The Defendant's objection to the emphasized clause in the charge was based on his theory that the instruction was applicable to one charged with being an accessory after the fact.

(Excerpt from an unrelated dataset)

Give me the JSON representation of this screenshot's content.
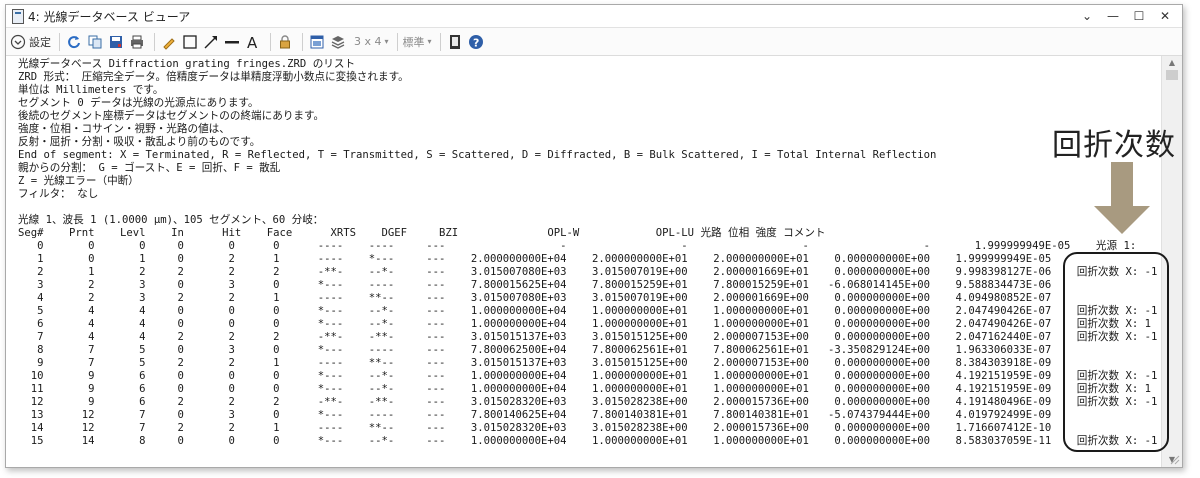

We conclude that the charge was complete, accurate and could lead the Jury to no misunderstanding of the State's burden of proving beyond a reasonable doubt that the Defendant was an active participant in the robbery at the time of the fatal shooting of Mr. Hider. On no less than fifteen occasions during the charge, the Jury was reminded of the absolute necessity of active participation in the robbery by the Defendant at the critical moment of death. In fact, by adding to the excerpt objected to the next ensuing sentence, "In addition, you must be satisfied beyond a reasonable doubt, once you are satisfied, if you are, that the robbery was something in which Mr. Simpson was participating at the time of his death, that it was the robbery which was the cause of Mr. Hider's death.", it becomes apparent that the instruction in its entirety is a correct statement of the law. State v. Berube, supra. It is obvious that actual, or constructive, presence at the scene of a crime during its commission for the purpose of assisting the perpetrator in his escape, all by pre-arrangement, is not descriptive of being only an accessory after the fact. Rather, such conduct meets the legal requirements necessary to establish participation as a principal offender. Commonwealth v. Lowry (1953) 374 Pa. 594, 93 A.2d 733.[1] White v. State (1950) 154 Tex.Cr.R. 489, 228 S.W.2d 165.[2] There is no merit, even if Rule 30(b), supra, had been complied with, in the objection to the charge.

The entry is

Appeal denied.

WERNICK, J., did not sit.


[1] "Where a killing occurs in the course of a robbery, all who participate in the robbery including the driver of the get-away car are equally guilty of murder in the first degree even though some one other than the defendant fired the fatal shot."

[2] As a result of a previously formed design, the Defendant waited some distance from the scene of the robbery during which murder was committed, and assisted the killer in his escape. It was said in White that the Defendant was present at the commission of the offense in the sense that the word is used in defining principals. "It was not necessary that he be in immediate contact with (the killer), or be so situated at the time as to make him an eye or ear witness. He was present in the sense of being immediately at hand, and in the performance of his part of the planned unlawful act, a reasonable consequence of which was the murder of the victim."